# WORK ITEM
Among the lines of the data below, count those that hold the word "author". Answer with the number alone.

[Website and app data records]
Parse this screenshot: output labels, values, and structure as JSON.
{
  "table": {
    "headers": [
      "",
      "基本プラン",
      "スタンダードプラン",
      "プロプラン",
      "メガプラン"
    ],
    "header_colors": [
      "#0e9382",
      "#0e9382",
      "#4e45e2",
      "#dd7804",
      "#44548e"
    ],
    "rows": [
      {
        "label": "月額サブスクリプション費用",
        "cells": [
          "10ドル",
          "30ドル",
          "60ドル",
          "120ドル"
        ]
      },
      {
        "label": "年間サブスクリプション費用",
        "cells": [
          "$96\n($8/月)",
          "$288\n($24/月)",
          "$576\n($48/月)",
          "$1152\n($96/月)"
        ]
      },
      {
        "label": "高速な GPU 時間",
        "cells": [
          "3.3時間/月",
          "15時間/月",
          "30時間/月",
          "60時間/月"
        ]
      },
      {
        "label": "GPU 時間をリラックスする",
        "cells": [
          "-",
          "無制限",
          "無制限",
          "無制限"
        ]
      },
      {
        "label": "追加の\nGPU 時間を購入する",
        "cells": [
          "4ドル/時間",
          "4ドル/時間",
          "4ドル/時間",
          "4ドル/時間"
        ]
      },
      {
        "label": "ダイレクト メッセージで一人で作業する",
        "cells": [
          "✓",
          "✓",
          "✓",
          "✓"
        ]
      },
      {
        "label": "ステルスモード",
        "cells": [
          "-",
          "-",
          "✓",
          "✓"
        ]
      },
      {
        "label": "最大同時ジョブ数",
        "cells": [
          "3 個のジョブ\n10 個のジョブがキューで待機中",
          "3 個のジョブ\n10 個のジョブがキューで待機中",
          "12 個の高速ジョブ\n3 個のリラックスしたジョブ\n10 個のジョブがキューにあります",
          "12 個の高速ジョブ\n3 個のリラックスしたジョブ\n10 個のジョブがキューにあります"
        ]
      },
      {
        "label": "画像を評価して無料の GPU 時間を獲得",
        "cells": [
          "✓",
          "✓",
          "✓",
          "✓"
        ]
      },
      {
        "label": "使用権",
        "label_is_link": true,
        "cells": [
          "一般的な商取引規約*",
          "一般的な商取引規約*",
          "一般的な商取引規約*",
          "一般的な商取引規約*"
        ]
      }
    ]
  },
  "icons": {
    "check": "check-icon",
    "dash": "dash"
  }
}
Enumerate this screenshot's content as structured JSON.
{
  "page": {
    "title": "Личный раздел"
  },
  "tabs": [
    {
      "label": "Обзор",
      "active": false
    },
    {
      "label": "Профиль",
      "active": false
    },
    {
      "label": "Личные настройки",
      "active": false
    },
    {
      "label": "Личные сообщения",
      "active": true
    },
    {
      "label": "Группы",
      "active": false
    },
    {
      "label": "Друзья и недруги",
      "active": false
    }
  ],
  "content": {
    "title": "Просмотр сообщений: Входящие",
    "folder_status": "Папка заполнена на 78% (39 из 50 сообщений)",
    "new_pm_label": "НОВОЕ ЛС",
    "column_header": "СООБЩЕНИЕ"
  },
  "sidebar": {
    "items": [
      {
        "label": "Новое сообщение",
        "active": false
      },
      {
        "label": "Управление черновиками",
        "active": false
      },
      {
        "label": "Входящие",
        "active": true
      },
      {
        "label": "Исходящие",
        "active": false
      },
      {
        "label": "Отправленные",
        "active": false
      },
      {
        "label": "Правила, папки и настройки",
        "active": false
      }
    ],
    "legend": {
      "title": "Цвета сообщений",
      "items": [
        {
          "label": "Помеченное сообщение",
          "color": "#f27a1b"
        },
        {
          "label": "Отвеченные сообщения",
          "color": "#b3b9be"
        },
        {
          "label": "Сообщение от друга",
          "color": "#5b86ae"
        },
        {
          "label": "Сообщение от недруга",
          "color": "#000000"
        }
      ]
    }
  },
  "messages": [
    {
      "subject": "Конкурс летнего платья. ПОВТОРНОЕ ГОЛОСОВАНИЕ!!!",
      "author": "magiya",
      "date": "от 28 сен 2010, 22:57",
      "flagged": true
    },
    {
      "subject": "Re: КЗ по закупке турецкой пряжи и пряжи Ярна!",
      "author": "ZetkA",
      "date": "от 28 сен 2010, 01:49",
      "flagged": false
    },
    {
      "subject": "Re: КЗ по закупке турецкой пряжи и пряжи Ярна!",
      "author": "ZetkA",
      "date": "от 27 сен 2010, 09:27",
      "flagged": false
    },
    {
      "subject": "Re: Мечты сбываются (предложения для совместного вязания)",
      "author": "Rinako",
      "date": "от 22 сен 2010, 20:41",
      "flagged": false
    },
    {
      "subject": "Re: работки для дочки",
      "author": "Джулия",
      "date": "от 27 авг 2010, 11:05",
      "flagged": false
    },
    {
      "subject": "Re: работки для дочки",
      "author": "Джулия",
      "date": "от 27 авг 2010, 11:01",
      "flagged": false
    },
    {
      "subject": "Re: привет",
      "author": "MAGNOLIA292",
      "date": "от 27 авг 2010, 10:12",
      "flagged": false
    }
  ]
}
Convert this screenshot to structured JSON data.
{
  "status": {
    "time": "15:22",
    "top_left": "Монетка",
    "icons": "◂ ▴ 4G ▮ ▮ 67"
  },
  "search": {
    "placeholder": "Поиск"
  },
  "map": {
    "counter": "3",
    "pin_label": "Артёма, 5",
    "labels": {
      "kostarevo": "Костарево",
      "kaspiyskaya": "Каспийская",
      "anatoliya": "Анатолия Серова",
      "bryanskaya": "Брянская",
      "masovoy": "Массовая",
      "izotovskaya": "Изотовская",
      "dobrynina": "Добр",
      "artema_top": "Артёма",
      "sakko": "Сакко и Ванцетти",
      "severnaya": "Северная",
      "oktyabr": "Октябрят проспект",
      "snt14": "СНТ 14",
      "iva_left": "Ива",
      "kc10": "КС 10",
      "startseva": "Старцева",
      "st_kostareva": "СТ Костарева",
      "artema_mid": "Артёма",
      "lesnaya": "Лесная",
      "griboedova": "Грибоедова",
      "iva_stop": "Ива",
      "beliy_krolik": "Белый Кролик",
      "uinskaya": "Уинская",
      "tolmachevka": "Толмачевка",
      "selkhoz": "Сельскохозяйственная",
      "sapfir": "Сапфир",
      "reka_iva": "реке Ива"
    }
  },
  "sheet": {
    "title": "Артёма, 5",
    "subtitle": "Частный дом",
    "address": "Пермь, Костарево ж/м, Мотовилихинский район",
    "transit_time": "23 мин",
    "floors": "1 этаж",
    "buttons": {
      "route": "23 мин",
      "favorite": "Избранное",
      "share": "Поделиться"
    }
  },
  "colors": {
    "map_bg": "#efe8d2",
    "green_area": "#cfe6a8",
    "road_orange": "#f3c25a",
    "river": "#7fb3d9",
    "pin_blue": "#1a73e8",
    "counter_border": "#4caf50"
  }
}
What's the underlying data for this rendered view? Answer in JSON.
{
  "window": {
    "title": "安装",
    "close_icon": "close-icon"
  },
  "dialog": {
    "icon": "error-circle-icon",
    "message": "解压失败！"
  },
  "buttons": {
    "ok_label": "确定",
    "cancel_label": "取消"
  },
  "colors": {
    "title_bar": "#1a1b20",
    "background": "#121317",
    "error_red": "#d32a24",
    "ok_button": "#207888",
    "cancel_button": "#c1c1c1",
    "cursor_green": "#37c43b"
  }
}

# COMPLETED EXERCISE
7